When you just can’t move closer to the subject, the next thing you can do is bring subject closer to you – by using a lens with greater focal length. Focal length is the third factor that affects depth of field. The larger the focal length, shallower is the depth of field. So, if you are using a 50mm lens, you can decrease depth of field by using a lens greater than 50mm. A lens like 200mm will have much shallower depth of field than 50mm lens.
To Make Your Photo Pop out: As you may have already understood, to make your photos pop out use a longer lens, longer meaning one with long focal length.
Keep in Mind: As with moving closer, you need to be careful with what is included in the frame and what is not. The longer focal length present another challenge – shake. Since by using longer focal length, you bring the subject closer and magnify the subject, everything else is magnified too.

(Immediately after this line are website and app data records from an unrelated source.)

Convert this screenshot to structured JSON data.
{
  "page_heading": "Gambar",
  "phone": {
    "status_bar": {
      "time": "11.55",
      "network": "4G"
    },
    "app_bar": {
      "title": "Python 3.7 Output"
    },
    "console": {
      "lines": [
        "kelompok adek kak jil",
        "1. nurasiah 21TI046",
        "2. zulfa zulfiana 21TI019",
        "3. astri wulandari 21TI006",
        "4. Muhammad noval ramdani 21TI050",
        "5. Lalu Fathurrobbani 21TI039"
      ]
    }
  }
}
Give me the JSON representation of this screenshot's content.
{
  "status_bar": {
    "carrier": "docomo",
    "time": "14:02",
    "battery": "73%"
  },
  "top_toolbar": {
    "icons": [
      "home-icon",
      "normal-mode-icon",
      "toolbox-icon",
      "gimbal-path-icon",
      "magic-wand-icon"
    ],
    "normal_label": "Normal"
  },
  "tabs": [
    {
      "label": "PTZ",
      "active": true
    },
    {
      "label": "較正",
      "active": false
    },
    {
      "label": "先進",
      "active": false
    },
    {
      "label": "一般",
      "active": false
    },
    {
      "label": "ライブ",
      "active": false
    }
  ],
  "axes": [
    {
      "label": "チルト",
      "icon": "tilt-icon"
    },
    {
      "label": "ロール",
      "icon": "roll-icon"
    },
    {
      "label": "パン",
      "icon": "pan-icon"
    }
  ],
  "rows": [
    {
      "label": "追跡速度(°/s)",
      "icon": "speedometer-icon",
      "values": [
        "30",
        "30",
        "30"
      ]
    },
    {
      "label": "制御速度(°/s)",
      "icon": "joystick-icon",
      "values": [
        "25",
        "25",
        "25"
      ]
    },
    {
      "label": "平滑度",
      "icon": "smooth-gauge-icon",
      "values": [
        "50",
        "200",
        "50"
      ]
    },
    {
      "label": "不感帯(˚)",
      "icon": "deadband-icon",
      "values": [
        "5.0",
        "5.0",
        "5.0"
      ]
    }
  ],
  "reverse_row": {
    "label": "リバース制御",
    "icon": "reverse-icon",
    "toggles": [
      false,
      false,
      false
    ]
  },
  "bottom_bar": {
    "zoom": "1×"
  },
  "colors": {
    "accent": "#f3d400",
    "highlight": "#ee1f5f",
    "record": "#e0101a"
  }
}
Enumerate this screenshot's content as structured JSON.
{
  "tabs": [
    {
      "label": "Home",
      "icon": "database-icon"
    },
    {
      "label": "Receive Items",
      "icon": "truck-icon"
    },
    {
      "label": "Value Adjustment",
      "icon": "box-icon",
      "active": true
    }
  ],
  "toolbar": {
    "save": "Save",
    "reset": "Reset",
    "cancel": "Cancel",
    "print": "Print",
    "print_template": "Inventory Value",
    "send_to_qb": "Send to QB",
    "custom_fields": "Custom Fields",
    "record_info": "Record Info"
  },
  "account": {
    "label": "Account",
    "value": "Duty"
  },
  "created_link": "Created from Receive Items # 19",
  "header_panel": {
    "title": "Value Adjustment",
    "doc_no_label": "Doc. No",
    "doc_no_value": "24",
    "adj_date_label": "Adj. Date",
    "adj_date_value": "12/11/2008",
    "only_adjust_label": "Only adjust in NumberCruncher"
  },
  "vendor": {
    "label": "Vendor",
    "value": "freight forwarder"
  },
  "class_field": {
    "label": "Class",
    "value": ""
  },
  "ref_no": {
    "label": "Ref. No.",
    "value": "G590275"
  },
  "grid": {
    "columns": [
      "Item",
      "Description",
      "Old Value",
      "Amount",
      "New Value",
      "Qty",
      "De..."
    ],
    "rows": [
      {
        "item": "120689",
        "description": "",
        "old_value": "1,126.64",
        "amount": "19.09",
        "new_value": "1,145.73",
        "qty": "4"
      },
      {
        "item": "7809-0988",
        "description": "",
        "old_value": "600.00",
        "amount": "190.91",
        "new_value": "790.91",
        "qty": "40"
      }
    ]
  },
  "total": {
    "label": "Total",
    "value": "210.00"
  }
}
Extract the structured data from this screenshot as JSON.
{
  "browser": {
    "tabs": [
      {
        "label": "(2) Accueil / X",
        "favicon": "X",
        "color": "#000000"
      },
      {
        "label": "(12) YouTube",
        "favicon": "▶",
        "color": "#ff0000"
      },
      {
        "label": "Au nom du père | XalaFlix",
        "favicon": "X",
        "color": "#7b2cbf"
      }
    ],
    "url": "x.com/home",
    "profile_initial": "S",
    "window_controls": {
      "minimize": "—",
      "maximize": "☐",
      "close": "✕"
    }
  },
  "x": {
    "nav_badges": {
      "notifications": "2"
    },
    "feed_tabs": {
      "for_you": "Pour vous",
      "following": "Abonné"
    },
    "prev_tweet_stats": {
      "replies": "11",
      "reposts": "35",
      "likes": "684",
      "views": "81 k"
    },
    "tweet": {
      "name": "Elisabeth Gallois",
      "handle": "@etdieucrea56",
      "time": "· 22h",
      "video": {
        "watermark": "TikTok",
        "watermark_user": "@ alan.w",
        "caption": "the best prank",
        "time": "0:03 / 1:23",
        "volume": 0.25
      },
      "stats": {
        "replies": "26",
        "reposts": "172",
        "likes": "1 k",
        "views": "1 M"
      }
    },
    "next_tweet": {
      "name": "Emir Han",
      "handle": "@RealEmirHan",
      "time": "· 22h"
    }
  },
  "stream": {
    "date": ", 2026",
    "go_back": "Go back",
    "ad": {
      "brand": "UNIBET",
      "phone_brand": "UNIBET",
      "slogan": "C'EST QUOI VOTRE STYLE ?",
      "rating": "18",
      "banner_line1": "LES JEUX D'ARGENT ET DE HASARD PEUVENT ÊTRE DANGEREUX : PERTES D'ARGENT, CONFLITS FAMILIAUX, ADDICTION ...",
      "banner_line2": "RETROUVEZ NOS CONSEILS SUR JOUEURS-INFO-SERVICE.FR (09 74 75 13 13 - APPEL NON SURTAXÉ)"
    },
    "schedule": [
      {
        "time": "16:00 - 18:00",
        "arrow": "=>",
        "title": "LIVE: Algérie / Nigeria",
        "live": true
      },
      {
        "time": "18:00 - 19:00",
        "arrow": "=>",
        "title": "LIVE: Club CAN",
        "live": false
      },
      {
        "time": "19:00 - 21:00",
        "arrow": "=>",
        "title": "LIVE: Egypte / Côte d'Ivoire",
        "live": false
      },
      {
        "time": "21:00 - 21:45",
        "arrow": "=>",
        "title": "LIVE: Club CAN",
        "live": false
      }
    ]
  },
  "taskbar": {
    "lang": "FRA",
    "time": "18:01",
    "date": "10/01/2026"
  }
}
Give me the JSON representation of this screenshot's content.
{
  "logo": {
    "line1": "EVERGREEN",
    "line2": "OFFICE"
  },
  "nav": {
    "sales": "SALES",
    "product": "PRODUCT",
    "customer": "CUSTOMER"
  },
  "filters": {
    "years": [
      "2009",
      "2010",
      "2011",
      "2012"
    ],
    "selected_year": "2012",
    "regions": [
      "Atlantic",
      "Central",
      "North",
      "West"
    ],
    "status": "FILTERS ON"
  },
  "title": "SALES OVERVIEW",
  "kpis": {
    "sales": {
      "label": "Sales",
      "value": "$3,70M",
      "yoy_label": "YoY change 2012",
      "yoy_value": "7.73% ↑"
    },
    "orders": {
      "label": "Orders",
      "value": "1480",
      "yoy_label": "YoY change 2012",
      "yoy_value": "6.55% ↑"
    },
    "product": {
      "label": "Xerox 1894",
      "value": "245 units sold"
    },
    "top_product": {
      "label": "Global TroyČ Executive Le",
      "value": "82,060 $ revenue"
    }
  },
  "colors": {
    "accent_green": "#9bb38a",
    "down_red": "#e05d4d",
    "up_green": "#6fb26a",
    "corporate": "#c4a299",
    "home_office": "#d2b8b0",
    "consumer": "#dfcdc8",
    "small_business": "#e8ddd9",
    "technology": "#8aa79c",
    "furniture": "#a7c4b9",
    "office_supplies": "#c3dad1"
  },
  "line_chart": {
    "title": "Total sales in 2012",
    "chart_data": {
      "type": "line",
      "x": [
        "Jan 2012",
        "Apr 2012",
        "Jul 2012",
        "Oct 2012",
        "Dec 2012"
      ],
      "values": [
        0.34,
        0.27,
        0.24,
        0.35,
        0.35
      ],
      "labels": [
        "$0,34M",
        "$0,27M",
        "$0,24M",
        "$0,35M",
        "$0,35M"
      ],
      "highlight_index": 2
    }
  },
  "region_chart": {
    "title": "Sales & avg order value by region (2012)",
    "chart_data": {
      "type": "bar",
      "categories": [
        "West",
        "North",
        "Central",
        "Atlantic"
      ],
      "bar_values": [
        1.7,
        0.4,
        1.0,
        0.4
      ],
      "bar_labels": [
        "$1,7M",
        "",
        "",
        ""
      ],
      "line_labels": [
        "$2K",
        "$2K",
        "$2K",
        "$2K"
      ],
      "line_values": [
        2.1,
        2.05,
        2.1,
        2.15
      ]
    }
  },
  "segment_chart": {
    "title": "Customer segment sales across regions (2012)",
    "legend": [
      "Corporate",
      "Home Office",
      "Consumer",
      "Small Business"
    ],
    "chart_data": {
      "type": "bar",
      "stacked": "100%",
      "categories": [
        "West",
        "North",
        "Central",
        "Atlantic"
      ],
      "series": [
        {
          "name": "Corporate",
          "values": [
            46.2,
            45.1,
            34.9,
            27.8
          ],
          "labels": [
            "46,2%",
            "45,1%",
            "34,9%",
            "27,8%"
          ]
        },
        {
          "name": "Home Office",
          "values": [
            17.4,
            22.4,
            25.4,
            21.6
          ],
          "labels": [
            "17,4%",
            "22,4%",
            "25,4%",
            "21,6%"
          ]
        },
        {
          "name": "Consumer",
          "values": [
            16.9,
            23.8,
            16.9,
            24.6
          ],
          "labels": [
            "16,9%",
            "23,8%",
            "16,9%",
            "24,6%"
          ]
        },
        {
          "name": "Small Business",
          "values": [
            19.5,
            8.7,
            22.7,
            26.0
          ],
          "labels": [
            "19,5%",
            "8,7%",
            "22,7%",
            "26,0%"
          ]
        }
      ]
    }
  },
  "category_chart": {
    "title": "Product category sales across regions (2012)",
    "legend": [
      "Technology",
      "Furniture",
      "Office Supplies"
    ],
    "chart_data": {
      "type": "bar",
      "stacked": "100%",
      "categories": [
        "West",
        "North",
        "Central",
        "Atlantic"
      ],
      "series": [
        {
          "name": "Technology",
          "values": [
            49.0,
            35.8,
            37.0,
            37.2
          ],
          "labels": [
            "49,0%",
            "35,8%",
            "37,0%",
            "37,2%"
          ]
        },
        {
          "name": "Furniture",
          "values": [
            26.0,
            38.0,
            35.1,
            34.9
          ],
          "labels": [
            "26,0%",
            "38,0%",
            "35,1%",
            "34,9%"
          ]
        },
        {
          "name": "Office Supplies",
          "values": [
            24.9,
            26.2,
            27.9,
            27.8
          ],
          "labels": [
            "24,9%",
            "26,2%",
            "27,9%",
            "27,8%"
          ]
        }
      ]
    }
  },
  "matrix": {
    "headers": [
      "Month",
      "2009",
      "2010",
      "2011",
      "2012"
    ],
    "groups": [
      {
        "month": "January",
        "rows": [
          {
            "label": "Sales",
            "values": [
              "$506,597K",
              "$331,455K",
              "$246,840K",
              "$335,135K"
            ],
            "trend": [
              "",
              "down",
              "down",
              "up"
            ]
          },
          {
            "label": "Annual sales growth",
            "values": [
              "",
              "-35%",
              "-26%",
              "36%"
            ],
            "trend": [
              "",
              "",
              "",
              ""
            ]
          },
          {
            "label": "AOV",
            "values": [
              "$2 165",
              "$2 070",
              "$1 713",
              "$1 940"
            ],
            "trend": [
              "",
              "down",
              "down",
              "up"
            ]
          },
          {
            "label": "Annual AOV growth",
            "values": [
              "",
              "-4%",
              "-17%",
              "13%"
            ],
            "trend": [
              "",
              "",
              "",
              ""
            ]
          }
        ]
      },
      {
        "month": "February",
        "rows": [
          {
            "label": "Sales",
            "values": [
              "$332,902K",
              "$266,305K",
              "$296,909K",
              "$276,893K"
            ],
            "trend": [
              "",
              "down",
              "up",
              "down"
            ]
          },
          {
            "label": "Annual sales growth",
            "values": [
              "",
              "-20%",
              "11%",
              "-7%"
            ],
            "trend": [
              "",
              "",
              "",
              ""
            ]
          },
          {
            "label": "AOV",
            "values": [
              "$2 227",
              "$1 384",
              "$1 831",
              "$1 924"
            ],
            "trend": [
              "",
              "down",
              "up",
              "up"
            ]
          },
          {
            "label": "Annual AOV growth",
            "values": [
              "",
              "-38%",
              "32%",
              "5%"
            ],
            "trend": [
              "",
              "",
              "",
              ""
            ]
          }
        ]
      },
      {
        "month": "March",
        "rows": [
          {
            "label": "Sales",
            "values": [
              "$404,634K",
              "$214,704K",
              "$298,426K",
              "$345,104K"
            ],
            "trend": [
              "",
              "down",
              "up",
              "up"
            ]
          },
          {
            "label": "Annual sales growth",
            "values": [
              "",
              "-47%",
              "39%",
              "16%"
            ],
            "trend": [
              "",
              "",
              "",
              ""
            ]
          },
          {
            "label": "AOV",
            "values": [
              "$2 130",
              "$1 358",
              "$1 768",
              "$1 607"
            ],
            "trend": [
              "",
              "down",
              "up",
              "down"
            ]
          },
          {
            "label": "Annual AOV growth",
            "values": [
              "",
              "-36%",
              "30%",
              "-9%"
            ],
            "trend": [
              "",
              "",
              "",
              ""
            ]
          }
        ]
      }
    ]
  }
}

Meaning if you shake the camera even minutely, the resulting shake is magnified too. What happens when you shake the camera? Photograph is blurred. So what will happen if you magnify everything by using a lens with greater focal length? Camera becomes too sensitive and getting sharp picture is challenging. Is this getting too complicated? Well who said, photography was simple But hey there are ways to get around this. In fact there are several ways. Use tripod and/or use greater shutter speed. I’ll just leave it there, for now.
After this, you may be wondering, out of these three ways to control depth of field which is…
The Best Way to Change Depth of Field
As you may have seen each factor has its strength and its disadvantage. The best way to change depth of field depends a lot on the situation you are in. If you have limited space between subject and camera, there is little you can do about it. The option then is to either change the lens and try a lens with larger focal length or change the aperture. You are the best person to make this decision and only you can decide what is the best way for the changing depth of field.
Depth of Field in Point and Shoot
If you use a point and shoot camera, all this talk of depth of field may seem to you like some worldly riches and treasure that only DSLR users can possess. But believe me when I say, that this seemingly impossible to attain prized possession is available to point and shoot users too. I plan to explain in detail how to create depth of field by point and shoot camera – soon.
Have you used depth of field before?
Have you tried to make your photos pop out? Can you share an example below? What have you found challenging when you tried to create depth of field?
Update: In next few weeks, we plan to share examples of depth of field from our readers. If you have an example that we can include in our next post (with credit and a link back to you), please leave a comment below.